This letter, in somewhat flowery language, illustrates some of the contradictory beliefs that religious people commonly express without them even realizing it.

For example, it says that a child's understanding of the world is superior to that of the adult. It says that in order to perceive god, we need to be like children in our ignorance, and listen to the voices in our head, rather than the concrete senses of sight and sound. In other words, deeper knowledge and greater learning undermine faith. I actually agree with the last sentence but view it as a good thing.

When people sing the praises of childlike faith, it is saying that faith in god is on a par with faith in Santa Claus and the Easter Bunny, things that only a child would believe in. I agree with that last sentence too but am surprised that religious people advocate it as a virtue.

But the letter writer then promptly contradicts that position by implying that scientists know so little now and presumably that when we get to know more, evidence for god will emerge. So in order to perceive god should we be like children unburdened by knowledge or should we seek more knowledge? Religious people want to have it both ways, on the one hand saying that we see god only by faith and not by knowledge, and on the other hand that we are ignorant now and that more knowledge will provide the necessary evidence for what now must be accepted only on faith. What is interesting is that this contradiction never strikes them, providing another illustration of how religion undermines the ability to think rationally.

The contradictions go even deeper. After all, if god created us then he also created our unusually large brains and gave us the power to think and reason and use logic. As Hamlet says (Act II, Scene II), "What a piece of work is a man! how noble in reason! how infinite in faculty!" If so, then why would god not expect us to use the abilities he/she supposedly gave us to understand everything about the world, including religious beliefs? Why would he/she give us this extraordinary intellectual ability and then make it into a liability?

In the end, what religions want you to do simply boils down to this prescription: "You must believe in god. Anything that helps you believe is good. Anything that undermines belief is bad. Ignore any contradictions. Use your brain for everything except examining your religious beliefs to see if they make any sense."

In the great title song from the film O Lucky Man, singer Alan Price describes the qualities that a lucky man possesses. One of them is not being tempted by promises of heaven or made fearful by threats of hell but he also adds that, "If knowledge hangs around your neck like pearls instead of chains, you are a lucky man."

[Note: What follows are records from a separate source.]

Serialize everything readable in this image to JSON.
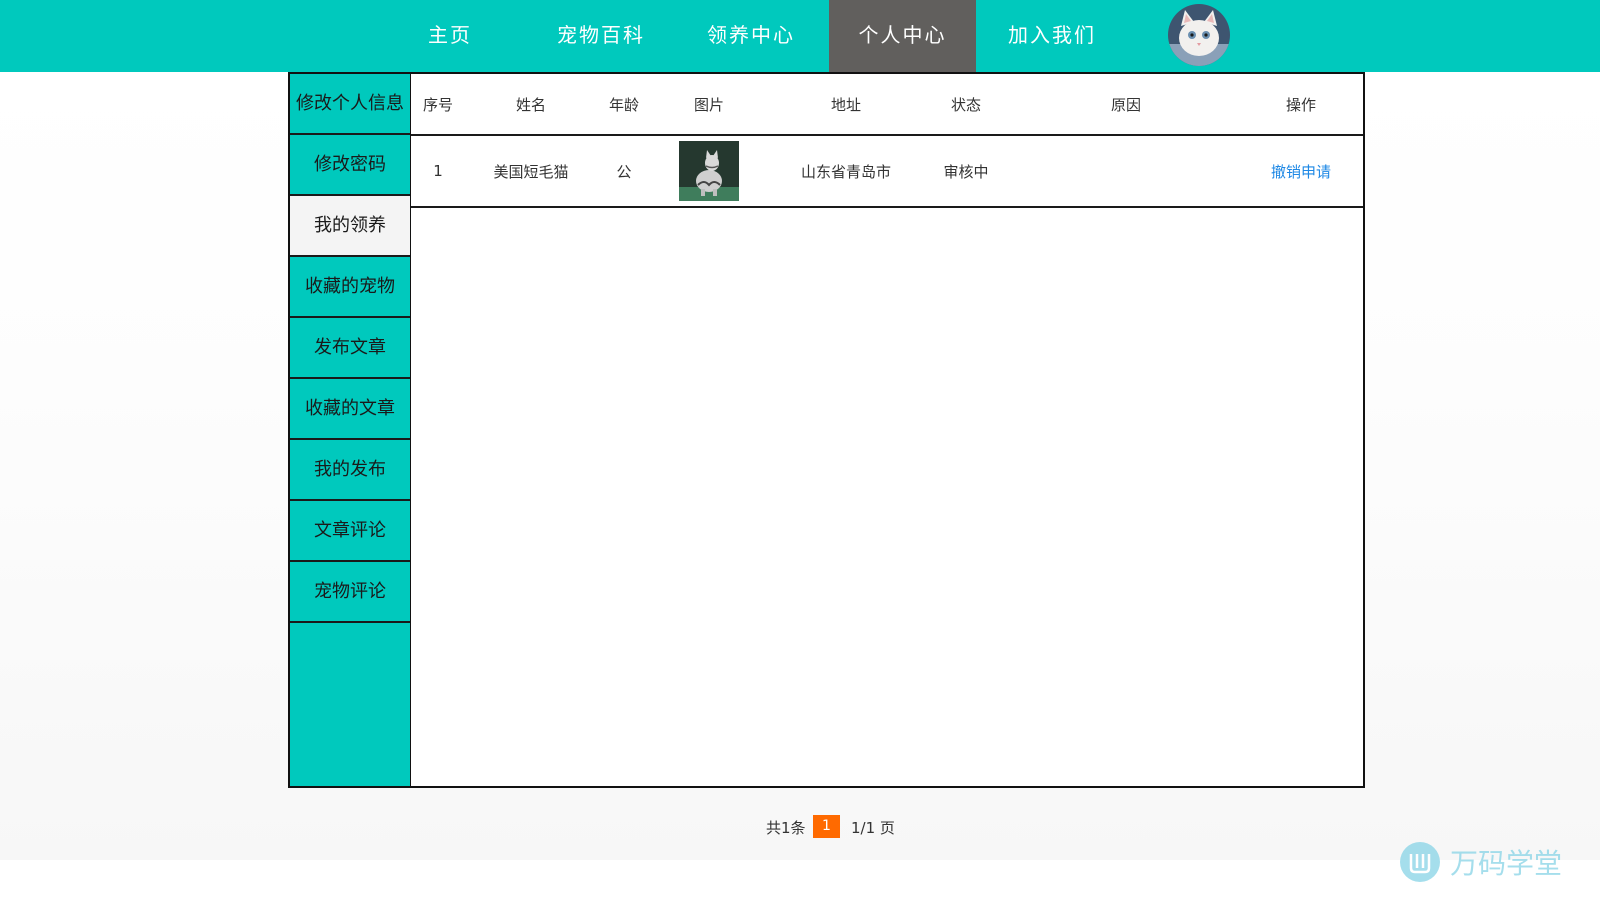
{
  "nav": {
    "items": [
      "主页",
      "宠物百科",
      "领养中心",
      "个人中心",
      "加入我们"
    ],
    "active_index": 3
  },
  "sidebar": {
    "items": [
      "修改个人信息",
      "修改密码",
      "我的领养",
      "收藏的宠物",
      "发布文章",
      "收藏的文章",
      "我的发布",
      "文章评论",
      "宠物评论"
    ],
    "active_index": 2
  },
  "table": {
    "headers": [
      "序号",
      "姓名",
      "年龄",
      "图片",
      "地址",
      "状态",
      "原因",
      "操作"
    ],
    "rows": [
      {
        "index": "1",
        "name": "美国短毛猫",
        "age": "公",
        "image": "cat-photo",
        "address": "山东省青岛市",
        "status": "审核中",
        "reason": "",
        "action": "撤销申请"
      }
    ]
  },
  "pagination": {
    "total": "共1条",
    "current": "1",
    "pages": "1/1 页"
  },
  "watermark": {
    "text": "万码学堂"
  },
  "colors": {
    "primary": "#00c9bd",
    "nav_active": "#615f5d",
    "page_button": "#ff6a00",
    "link": "#1e88e5"
  }
}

This phenomenon of religious people sacrificing knowledge and reasoning abilities in order to preserve beliefs for which there is no credible evidence whatsoever is sad, really. For religious people, knowledge is indeed like heavy chains, holding them back and burdening them because it contradicts their myths. Atheists, on the other hand, not being bound by dogma and religious texts, delight in discovering pearls of knowledge.

POST SCRIPT: Jesus and the dinosaurs

Many Christians are anxiously waiting for the promised second coming of Jesus when they will get their reward for being faithful believers. But what they don't realize is that the first coming of Jesus was not at the time described in the Gospels in the Bible but actually occurred much earlier, during the dinosaur age. Eddie Izzard recovers this lost history.

So the second coming of Jesus has already occurred. Sorry, Christians, the show is over, there is nothing more to wait for.